At the end of 1975, Bernie Leadon departed the band, replaced by former Eagles opening act, Joe Walsh. As the band spent longer and longer on the road, they filled in the gap in releases with Their Greatest Hits (1971 – 1975). It would go on to become the first ever Platinum album in history and one of the biggest sellers of all time, shifting over 25 million copies.
It eventually became apparent that the Eagles had used their extended gap between releases very wisely. An eight-month stint in the studio produced Hotel California in December 1976, a cynical, often stunningly brilliant treatise on the death of the hippy dream and the shallow and sleazy reality of America in the 1970s. It was another massive success, going Platinum in a week, winning the Grammy for Record Of The Year and delivering two No.1 singles: the iconic title track and the downcast New Kid In Town.
Following an extensive world tour promoting the record, Meisner left the band and was replaced by Timothy B Schmidt, who’d already replaced Meisner once before when he left his pre-Eagles band, Poco.

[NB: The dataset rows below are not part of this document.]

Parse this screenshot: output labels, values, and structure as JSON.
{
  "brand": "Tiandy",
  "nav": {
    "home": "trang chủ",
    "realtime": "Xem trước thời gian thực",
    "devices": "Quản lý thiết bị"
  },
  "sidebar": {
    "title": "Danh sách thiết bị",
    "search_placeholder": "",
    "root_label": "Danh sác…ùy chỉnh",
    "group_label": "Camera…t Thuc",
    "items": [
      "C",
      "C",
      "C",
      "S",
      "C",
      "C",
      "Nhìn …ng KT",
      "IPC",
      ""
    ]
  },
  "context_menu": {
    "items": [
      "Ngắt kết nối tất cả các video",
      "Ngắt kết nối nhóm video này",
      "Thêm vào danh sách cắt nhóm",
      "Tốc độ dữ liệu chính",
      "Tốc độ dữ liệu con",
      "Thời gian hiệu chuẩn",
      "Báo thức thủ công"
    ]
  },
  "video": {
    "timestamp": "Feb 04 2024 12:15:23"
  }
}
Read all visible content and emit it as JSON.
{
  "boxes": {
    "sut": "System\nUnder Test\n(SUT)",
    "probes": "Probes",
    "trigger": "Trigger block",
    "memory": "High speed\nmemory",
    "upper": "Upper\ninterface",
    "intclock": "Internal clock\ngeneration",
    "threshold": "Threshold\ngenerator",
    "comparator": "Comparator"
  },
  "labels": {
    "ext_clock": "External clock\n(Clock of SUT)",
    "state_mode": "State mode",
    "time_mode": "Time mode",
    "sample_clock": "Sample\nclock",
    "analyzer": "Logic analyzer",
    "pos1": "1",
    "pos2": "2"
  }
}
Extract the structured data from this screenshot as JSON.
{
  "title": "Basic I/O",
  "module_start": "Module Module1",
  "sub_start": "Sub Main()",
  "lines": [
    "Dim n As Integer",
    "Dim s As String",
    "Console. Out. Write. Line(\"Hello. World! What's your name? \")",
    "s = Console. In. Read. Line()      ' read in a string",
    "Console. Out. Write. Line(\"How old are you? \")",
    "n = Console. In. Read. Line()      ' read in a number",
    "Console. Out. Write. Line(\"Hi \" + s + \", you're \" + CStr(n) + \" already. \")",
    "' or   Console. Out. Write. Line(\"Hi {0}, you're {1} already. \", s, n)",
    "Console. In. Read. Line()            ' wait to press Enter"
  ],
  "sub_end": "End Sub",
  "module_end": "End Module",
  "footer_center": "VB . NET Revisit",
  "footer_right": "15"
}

The band took another 18 months to record a successor to Hotel California. The Long Run arrived in late 1979, finally replacing the last of the Eagles’ country rock roots with a sleek classic rock sheen. The single Heartache Tonight bagged them another No.1 and another Grammy.
Eagles Live, mostly recorded over a week of shows in Santa Monica, followed in 1980 but after that the band went quiet. It was finally confirmed in 1982 that they’d split up. All of the band’s remaining members went on to have lucrative solo careers, particularly Henley with Boys Of Summer and Frey with The Heat Is On from Beverly Hills Cop. Over the rest of the decade, they turned down countless offers to reform, Frey going so far as to say they’d get back together “when hell freezes over”.
Hell started to feel a bit of a chill in the early 90s when rumours circulated that Henley and Frey had been writing together again. Eventually, a proper reunion took place in 1994 for an MTV special, released later that year as Hell Freezes Over, featuring four new songs. A world tour followed and the band regularly came back together over the ensuing years for live performances.
Don Felder acrimoniously departed in 2001, resulting in a contentious lawsuit. That issue settled, the Eagles finally got back to the business of making music and released their first new album in 28 years, Long Road Out Of Eden, in October 2007.
A career-spanning documentary followed in 2013, kicking off another extended tour. However, shortly afterwards, Glenn Frey passed away at the age of 67. The band laid dormant for a year before restarting with his son Deacon in his stead, with country singer Vince Gill also joining on guitar and vocals.